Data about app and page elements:
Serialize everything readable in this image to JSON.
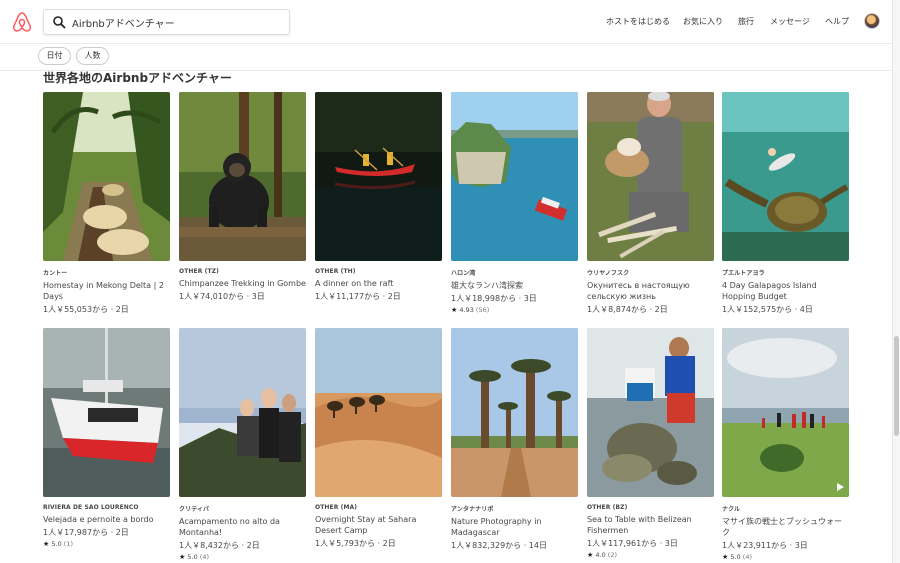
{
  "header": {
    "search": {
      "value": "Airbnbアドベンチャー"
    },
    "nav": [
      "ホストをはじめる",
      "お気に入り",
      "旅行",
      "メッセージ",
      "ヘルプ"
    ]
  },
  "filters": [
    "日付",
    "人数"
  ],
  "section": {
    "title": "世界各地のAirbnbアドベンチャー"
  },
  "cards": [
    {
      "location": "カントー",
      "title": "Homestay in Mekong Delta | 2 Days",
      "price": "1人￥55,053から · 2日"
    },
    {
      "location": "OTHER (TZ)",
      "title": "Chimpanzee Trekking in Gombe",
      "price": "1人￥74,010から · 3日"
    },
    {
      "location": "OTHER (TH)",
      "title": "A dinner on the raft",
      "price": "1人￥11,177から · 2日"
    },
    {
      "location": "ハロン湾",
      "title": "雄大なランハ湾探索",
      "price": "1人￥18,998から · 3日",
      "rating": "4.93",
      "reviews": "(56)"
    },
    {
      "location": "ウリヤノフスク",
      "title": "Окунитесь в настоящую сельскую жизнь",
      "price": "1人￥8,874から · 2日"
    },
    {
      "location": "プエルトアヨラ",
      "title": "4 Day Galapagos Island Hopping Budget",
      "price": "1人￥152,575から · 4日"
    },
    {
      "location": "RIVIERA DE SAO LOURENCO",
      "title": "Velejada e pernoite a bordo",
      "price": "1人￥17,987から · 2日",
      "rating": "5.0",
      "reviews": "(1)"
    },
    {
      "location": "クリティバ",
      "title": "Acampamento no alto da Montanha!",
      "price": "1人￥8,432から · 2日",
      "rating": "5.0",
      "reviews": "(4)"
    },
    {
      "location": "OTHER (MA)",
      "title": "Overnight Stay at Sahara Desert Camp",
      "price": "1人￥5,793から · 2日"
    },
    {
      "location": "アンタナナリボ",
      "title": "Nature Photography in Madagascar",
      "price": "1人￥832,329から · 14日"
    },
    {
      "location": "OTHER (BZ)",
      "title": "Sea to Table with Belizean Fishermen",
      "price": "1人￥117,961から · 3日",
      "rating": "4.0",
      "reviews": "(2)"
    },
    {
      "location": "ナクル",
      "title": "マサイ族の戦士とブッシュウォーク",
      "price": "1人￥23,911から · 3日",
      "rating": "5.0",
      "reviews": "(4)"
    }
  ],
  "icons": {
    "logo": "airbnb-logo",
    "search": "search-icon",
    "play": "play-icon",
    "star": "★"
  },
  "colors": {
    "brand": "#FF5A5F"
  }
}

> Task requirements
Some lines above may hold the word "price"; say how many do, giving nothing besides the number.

> Solution
12